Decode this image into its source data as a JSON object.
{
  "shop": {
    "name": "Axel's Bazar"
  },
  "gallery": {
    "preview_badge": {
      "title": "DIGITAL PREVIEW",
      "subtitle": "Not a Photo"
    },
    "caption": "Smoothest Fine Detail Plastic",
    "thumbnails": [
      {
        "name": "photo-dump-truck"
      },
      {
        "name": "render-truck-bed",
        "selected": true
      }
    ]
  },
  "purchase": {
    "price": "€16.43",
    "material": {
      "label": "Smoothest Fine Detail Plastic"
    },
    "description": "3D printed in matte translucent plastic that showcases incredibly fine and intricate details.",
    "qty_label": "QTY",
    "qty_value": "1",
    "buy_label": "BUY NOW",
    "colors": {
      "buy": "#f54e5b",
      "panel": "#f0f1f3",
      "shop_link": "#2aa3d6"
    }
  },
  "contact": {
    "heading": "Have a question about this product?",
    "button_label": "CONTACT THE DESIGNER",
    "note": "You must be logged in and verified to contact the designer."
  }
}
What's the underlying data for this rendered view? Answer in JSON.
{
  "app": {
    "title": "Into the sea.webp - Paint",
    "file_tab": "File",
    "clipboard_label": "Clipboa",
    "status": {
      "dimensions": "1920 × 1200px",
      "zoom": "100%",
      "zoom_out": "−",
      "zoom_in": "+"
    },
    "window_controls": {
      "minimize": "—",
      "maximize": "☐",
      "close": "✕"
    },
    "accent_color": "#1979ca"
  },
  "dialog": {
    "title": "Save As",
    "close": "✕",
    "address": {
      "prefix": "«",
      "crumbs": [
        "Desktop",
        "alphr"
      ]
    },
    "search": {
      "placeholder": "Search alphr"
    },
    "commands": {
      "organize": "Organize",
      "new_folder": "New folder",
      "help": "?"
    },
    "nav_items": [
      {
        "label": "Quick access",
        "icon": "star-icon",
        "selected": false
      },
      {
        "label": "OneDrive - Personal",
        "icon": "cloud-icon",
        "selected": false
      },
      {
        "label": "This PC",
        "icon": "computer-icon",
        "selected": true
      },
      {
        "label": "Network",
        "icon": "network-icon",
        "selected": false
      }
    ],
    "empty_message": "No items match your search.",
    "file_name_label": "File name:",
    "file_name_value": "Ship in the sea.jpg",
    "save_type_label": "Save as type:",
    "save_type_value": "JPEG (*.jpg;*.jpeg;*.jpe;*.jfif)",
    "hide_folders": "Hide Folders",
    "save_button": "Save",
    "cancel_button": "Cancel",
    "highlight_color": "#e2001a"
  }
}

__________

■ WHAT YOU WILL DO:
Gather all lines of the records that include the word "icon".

■ FINAL ANSWER:
        "icon": "star-icon",
        "icon": "cloud-icon",
        "icon": "computer-icon",
        "icon": "network-icon",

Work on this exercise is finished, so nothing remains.